EXERCISE MATERIALS section start

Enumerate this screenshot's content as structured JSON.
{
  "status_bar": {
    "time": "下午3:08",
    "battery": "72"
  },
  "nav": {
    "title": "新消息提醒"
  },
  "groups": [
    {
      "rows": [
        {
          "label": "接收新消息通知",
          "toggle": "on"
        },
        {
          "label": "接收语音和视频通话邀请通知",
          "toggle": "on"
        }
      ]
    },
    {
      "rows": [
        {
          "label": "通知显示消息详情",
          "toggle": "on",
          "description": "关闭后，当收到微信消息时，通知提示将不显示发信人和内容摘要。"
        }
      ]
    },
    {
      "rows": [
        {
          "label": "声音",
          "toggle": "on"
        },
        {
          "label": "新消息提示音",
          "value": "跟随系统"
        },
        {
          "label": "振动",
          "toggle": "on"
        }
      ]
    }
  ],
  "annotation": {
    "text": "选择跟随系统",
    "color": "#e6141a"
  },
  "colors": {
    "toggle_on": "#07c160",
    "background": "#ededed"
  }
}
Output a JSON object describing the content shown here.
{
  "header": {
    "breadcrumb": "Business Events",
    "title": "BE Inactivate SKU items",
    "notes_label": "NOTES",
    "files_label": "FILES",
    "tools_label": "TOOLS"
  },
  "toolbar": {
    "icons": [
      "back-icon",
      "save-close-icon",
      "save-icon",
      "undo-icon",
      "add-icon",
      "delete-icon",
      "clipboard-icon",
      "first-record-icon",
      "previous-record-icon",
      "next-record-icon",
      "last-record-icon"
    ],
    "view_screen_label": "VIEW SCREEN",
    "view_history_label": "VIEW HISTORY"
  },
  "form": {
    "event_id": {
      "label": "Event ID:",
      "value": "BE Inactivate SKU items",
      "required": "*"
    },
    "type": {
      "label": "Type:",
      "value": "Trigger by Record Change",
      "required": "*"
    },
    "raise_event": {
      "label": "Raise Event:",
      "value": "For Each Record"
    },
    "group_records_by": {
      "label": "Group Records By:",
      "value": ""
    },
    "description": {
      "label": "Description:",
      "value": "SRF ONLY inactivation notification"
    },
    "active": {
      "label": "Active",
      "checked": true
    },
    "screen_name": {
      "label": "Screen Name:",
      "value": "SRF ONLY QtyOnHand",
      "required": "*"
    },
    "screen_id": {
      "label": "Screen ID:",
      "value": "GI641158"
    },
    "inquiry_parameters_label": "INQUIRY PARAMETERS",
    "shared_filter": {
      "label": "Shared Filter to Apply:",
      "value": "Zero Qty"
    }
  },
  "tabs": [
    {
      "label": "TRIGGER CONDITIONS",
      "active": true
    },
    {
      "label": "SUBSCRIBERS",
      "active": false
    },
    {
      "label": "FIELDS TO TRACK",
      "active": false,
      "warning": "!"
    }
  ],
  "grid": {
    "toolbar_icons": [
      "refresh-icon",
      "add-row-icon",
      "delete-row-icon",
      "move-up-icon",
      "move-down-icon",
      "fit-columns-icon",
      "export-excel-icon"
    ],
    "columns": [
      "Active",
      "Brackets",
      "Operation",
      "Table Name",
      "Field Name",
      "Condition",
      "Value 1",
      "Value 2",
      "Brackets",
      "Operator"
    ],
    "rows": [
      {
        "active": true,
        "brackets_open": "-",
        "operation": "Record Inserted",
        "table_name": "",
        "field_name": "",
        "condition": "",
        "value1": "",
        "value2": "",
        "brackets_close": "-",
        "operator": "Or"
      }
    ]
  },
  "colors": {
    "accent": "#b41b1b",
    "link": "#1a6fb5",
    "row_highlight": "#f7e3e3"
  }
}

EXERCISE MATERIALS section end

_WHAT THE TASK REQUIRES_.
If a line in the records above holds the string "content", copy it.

_RESULT FOR THIS TASK_.
Enumerate this screenshot's content as structured JSON.
Output a JSON object describing the content shown here.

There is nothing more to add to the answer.